The result should be a faithful copy of every entry below, with the pictures left out.

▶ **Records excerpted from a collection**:

☆ ☆ ☆ ☆ ☆ ☆ ☆

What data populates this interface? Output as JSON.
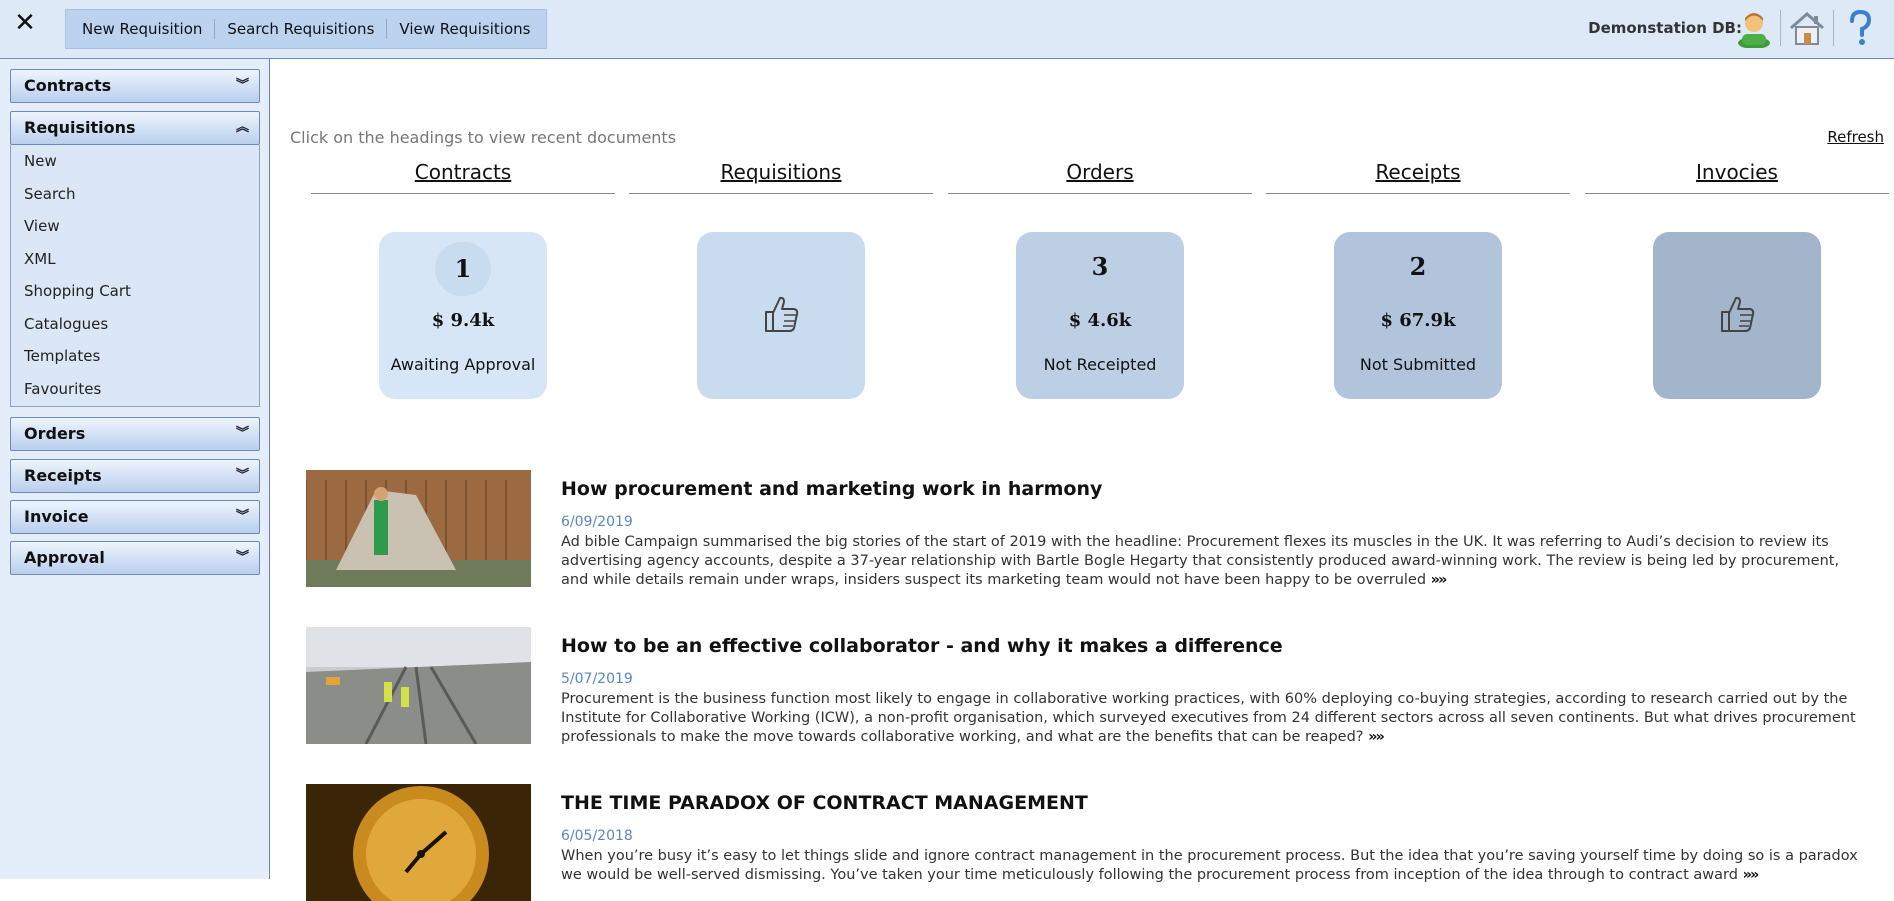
{
  "topbar": {
    "close_glyph": "✕",
    "nav": [
      "New Requisition",
      "Search Requisitions",
      "View Requisitions"
    ],
    "db_label": "Demonstation DB:",
    "icons": [
      "user-icon",
      "home-icon",
      "help-icon"
    ]
  },
  "sidebar": {
    "sections": [
      {
        "label": "Contracts",
        "expanded": false
      },
      {
        "label": "Requisitions",
        "expanded": true,
        "items": [
          "New",
          "Search",
          "View",
          "XML",
          "Shopping Cart",
          "Catalogues",
          "Templates",
          "Favourites"
        ]
      },
      {
        "label": "Orders",
        "expanded": false
      },
      {
        "label": "Receipts",
        "expanded": false
      },
      {
        "label": "Invoice",
        "expanded": false
      },
      {
        "label": "Approval",
        "expanded": false
      }
    ]
  },
  "main": {
    "hint": "Click on the headings to view recent documents",
    "refresh": "Refresh",
    "columns": [
      {
        "heading": "Contracts",
        "count": "1",
        "amount": "$ 9.4k",
        "status": "Awaiting Approval",
        "color": "#d7e6f7"
      },
      {
        "heading": "Requisitions",
        "icon": "thumbs-up-icon",
        "color": "#c9dbee"
      },
      {
        "heading": "Orders",
        "count": "3",
        "amount": "$ 4.6k",
        "status": "Not Receipted",
        "color": "#bccfe4"
      },
      {
        "heading": "Receipts",
        "count": "2",
        "amount": "$ 67.9k",
        "status": "Not Submitted",
        "color": "#b1c4db"
      },
      {
        "heading": "Invocies",
        "icon": "thumbs-up-icon",
        "color": "#a2b5cb"
      }
    ]
  },
  "news": [
    {
      "title": "How procurement and marketing work in harmony",
      "date": "6/09/2019",
      "body": "Ad bible Campaign summarised the big stories of the start of 2019 with the headline: Procurement flexes its muscles in the UK. It was referring to Audi’s decision to review its advertising agency accounts, despite a 37-year relationship with Bartle Bogle Hegarty that consistently produced award-winning work. The review is being led by procurement, and while details remain under wraps, insiders suspect its marketing team would not have been happy to be overruled",
      "more": "»»"
    },
    {
      "title": "How to be an effective collaborator - and why it makes a difference",
      "date": "5/07/2019",
      "body": "Procurement is the business function most likely to engage in collaborative working practices, with 60% deploying co-buying strategies, according to research carried out by the Institute for Collaborative Working (ICW), a non-profit organisation, which surveyed executives from 24 different sectors across all seven continents. But what drives procurement professionals to make the move towards collaborative working, and what are the benefits that can be reaped?",
      "more": "»»"
    },
    {
      "title": "THE TIME PARADOX OF CONTRACT MANAGEMENT",
      "date": "6/05/2018",
      "body": "When you’re busy it’s easy to let things slide and ignore contract management in the procurement process. But the idea that you’re saving yourself time by doing so is a paradox we would be well-served dismissing. You’ve taken your time meticulously following the procurement process from inception of the idea through to contract award",
      "more": "»»"
    }
  ]
}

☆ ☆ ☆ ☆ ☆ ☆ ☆

▶ **Result of this task**:
What data populates this interface? Output as JSON.
{
  "topbar": {
    "close_glyph": "✕",
    "nav": [
      "New Requisition",
      "Search Requisitions",
      "View Requisitions"
    ],
    "db_label": "Demonstation DB:",
    "icons": [
      "user-icon",
      "home-icon",
      "help-icon"
    ]
  },
  "sidebar": {
    "sections": [
      {
        "label": "Contracts",
        "expanded": false
      },
      {
        "label": "Requisitions",
        "expanded": true,
        "items": [
          "New",
          "Search",
          "View",
          "XML",
          "Shopping Cart",
          "Catalogues",
          "Templates",
          "Favourites"
        ]
      },
      {
        "label": "Orders",
        "expanded": false
      },
      {
        "label": "Receipts",
        "expanded": false
      },
      {
        "label": "Invoice",
        "expanded": false
      },
      {
        "label": "Approval",
        "expanded": false
      }
    ]
  },
  "main": {
    "hint": "Click on the headings to view recent documents",
    "refresh": "Refresh",
    "columns": [
      {
        "heading": "Contracts",
        "count": "1",
        "amount": "$ 9.4k",
        "status": "Awaiting Approval",
        "color": "#d7e6f7"
      },
      {
        "heading": "Requisitions",
        "icon": "thumbs-up-icon",
        "color": "#c9dbee"
      },
      {
        "heading": "Orders",
        "count": "3",
        "amount": "$ 4.6k",
        "status": "Not Receipted",
        "color": "#bccfe4"
      },
      {
        "heading": "Receipts",
        "count": "2",
        "amount": "$ 67.9k",
        "status": "Not Submitted",
        "color": "#b1c4db"
      },
      {
        "heading": "Invocies",
        "icon": "thumbs-up-icon",
        "color": "#a2b5cb"
      }
    ]
  },
  "news": [
    {
      "title": "How procurement and marketing work in harmony",
      "date": "6/09/2019",
      "body": "Ad bible Campaign summarised the big stories of the start of 2019 with the headline: Procurement flexes its muscles in the UK. It was referring to Audi’s decision to review its advertising agency accounts, despite a 37-year relationship with Bartle Bogle Hegarty that consistently produced award-winning work. The review is being led by procurement, and while details remain under wraps, insiders suspect its marketing team would not have been happy to be overruled",
      "more": "»»"
    },
    {
      "title": "How to be an effective collaborator - and why it makes a difference",
      "date": "5/07/2019",
      "body": "Procurement is the business function most likely to engage in collaborative working practices, with 60% deploying co-buying strategies, according to research carried out by the Institute for Collaborative Working (ICW), a non-profit organisation, which surveyed executives from 24 different sectors across all seven continents. But what drives procurement professionals to make the move towards collaborative working, and what are the benefits that can be reaped?",
      "more": "»»"
    },
    {
      "title": "THE TIME PARADOX OF CONTRACT MANAGEMENT",
      "date": "6/05/2018",
      "body": "When you’re busy it’s easy to let things slide and ignore contract management in the procurement process. But the idea that you’re saving yourself time by doing so is a paradox we would be well-served dismissing. You’ve taken your time meticulously following the procurement process from inception of the idea through to contract award",
      "more": "»»"
    }
  ]
}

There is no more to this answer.